* [DESCRIPTION OF THE TASK] Search the records below for the string "shown" and copy each line where it turns up.

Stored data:
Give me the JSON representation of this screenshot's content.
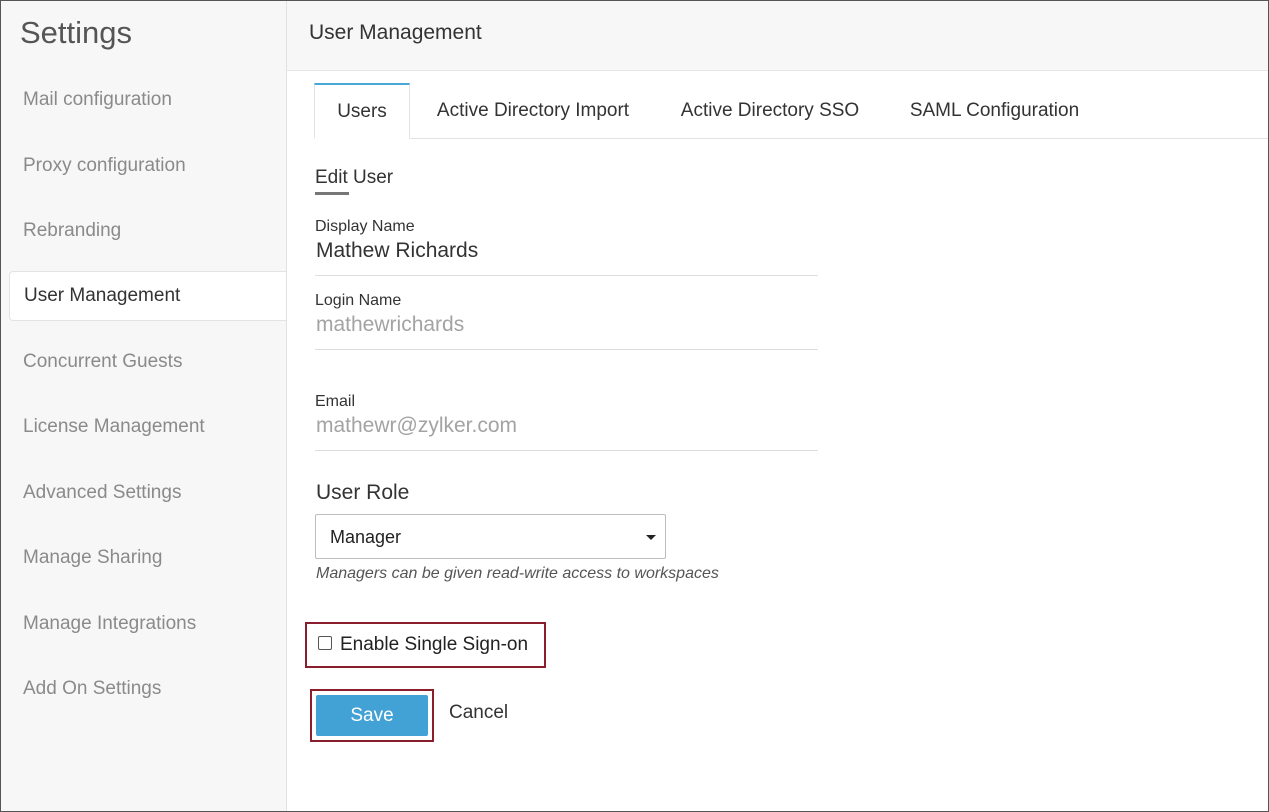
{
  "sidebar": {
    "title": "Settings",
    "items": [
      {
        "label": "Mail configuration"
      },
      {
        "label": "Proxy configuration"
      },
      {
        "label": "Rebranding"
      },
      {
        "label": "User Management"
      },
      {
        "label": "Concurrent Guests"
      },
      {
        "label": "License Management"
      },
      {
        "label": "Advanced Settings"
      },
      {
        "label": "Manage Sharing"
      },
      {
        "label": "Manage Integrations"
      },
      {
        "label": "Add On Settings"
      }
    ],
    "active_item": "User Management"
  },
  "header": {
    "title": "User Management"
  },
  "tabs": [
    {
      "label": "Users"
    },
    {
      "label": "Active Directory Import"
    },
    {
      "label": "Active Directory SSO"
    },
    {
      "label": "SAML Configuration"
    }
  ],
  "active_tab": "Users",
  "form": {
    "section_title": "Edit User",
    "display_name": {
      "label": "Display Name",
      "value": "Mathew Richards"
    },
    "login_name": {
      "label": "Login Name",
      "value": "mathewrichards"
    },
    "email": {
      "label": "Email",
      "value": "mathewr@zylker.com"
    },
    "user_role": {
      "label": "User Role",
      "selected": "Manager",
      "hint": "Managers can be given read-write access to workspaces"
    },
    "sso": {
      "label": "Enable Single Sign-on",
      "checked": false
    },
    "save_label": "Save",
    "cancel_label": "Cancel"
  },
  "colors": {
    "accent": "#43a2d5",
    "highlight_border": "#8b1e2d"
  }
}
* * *
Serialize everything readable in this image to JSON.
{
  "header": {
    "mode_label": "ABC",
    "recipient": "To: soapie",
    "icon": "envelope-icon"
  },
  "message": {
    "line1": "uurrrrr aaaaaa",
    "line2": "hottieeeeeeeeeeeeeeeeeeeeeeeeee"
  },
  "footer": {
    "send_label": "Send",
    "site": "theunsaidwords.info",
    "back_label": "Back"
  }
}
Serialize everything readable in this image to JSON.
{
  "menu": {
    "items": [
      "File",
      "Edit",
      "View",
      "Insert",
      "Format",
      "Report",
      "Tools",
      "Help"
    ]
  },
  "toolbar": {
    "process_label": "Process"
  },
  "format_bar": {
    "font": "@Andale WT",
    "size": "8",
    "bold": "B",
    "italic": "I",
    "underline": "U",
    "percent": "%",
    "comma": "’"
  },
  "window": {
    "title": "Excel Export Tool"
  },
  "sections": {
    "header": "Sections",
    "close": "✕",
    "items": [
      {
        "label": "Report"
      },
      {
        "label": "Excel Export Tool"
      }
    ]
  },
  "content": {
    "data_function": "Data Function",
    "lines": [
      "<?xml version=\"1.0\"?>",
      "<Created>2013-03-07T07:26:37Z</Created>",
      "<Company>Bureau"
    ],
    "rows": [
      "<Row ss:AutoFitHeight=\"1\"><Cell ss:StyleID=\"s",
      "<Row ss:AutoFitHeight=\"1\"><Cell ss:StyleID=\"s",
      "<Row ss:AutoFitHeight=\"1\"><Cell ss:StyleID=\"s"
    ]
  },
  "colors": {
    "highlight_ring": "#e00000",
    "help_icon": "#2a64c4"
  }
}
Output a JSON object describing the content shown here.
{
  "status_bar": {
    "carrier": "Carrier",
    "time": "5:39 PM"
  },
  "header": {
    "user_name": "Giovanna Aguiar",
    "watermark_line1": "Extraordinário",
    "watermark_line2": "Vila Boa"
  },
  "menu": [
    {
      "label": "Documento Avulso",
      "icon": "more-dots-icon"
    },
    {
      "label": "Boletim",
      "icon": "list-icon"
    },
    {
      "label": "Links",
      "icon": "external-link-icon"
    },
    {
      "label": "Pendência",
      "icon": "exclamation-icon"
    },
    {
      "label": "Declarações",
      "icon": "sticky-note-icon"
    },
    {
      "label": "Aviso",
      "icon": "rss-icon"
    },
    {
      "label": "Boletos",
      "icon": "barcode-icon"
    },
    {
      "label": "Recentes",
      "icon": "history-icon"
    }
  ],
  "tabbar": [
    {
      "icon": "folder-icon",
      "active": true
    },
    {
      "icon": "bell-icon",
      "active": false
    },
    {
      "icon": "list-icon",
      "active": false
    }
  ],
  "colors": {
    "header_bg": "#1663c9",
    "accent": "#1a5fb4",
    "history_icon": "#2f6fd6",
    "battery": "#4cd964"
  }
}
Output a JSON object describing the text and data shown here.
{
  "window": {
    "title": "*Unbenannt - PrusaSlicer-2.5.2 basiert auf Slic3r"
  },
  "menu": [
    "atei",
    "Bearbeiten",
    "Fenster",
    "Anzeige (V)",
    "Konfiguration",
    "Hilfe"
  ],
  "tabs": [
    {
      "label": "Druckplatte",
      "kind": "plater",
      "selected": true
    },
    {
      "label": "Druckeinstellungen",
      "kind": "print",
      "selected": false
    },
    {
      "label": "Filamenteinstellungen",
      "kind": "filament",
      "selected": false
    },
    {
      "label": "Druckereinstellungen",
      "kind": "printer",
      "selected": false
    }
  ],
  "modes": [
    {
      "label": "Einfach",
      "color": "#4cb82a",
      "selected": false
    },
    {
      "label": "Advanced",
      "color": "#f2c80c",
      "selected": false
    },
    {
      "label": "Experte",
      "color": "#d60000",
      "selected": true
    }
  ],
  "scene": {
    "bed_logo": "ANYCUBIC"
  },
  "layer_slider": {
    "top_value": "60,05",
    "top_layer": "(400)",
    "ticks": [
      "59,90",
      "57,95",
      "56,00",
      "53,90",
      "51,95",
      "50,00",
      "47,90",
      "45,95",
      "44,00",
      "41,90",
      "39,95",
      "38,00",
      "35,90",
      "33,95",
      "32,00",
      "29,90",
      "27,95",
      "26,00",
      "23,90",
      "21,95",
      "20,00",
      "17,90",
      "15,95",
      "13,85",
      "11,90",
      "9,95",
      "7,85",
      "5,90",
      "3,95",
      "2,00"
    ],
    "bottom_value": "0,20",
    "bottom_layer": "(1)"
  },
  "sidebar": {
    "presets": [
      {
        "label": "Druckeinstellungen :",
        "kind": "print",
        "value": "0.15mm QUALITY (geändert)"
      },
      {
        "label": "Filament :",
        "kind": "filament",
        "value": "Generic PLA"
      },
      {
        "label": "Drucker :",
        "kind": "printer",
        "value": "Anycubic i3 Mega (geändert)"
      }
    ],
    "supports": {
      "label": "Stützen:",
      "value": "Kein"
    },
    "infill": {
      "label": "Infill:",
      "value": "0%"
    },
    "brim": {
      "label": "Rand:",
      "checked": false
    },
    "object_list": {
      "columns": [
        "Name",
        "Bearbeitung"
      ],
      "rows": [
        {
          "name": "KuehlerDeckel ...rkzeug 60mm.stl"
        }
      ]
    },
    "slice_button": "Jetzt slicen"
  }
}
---
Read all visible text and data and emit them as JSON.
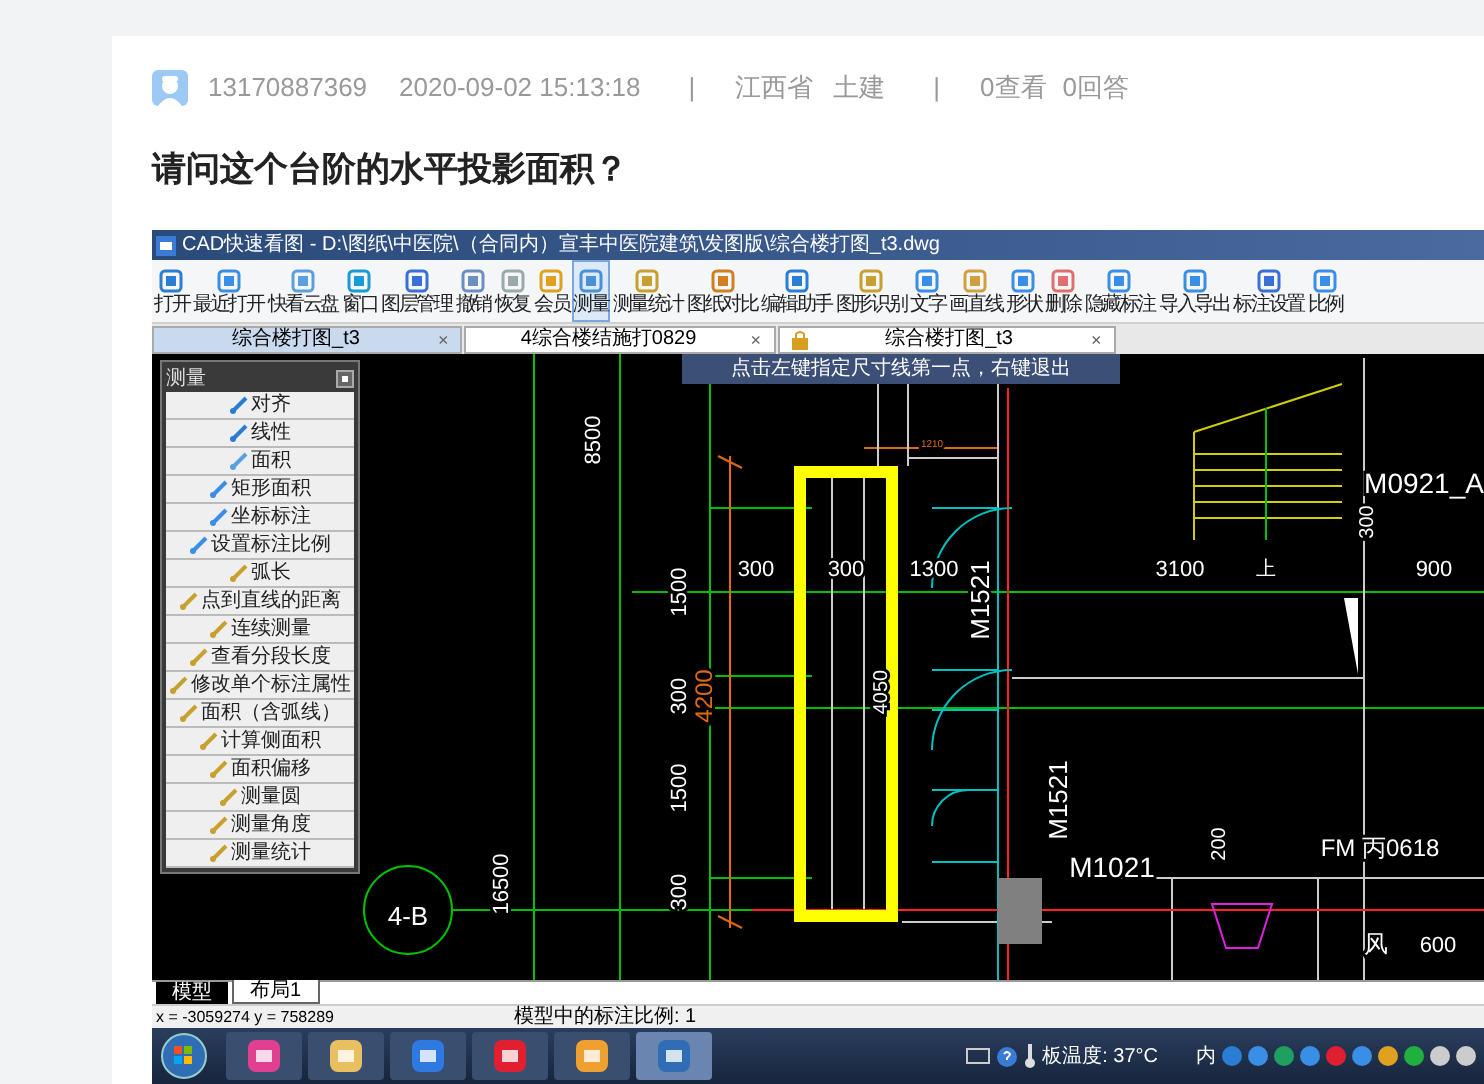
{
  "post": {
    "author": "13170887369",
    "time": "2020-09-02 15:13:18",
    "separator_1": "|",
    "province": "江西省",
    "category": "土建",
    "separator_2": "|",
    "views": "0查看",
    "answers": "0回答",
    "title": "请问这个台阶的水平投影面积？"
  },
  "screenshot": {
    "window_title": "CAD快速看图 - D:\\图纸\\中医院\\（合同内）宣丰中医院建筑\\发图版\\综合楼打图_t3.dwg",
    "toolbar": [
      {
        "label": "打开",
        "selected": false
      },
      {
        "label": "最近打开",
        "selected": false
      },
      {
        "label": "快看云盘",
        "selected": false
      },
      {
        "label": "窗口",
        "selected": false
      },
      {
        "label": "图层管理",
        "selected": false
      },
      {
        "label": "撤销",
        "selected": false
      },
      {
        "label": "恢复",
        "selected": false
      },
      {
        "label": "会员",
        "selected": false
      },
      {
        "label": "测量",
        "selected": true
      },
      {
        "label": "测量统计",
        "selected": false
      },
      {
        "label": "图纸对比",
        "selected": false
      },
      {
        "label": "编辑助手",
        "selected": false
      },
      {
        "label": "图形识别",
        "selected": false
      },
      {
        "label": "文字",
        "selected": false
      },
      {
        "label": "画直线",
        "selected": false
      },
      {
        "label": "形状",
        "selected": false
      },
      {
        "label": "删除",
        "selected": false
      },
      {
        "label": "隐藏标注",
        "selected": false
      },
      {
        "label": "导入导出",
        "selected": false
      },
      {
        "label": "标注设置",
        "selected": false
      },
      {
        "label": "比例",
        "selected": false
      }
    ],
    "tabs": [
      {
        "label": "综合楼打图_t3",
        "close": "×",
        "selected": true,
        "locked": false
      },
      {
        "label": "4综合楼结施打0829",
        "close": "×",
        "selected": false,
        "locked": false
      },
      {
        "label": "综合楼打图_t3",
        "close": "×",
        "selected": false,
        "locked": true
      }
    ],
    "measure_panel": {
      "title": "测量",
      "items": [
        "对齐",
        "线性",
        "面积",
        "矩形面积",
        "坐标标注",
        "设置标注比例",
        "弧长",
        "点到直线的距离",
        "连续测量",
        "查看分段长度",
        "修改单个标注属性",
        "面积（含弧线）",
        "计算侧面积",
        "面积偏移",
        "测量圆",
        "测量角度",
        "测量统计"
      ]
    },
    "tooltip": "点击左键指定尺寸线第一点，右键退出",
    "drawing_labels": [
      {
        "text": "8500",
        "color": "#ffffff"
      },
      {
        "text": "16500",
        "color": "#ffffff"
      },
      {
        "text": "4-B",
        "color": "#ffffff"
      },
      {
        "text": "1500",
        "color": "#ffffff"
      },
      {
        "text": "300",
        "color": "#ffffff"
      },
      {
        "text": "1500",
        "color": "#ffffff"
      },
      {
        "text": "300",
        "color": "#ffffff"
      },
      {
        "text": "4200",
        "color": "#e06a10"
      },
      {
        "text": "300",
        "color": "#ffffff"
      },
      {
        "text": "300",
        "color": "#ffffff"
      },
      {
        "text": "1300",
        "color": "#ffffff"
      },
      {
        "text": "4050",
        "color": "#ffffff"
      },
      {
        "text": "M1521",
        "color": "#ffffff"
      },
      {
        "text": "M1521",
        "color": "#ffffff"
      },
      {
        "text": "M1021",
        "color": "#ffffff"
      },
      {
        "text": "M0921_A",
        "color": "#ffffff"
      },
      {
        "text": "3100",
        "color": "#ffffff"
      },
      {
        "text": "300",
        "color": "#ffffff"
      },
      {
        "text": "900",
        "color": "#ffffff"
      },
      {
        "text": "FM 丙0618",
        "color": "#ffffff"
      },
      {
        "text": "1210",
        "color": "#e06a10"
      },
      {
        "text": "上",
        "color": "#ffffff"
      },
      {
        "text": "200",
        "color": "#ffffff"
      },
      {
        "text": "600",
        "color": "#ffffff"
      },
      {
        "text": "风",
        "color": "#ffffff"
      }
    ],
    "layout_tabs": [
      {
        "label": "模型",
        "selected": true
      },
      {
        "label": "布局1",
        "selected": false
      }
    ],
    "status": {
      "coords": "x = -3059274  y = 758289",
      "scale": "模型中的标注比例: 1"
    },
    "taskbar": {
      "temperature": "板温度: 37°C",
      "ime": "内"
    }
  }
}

* [PROBLEM SOLUTION]
Output a JSON object describing the content shown here.
Output a JSON object describing the text and data shown here.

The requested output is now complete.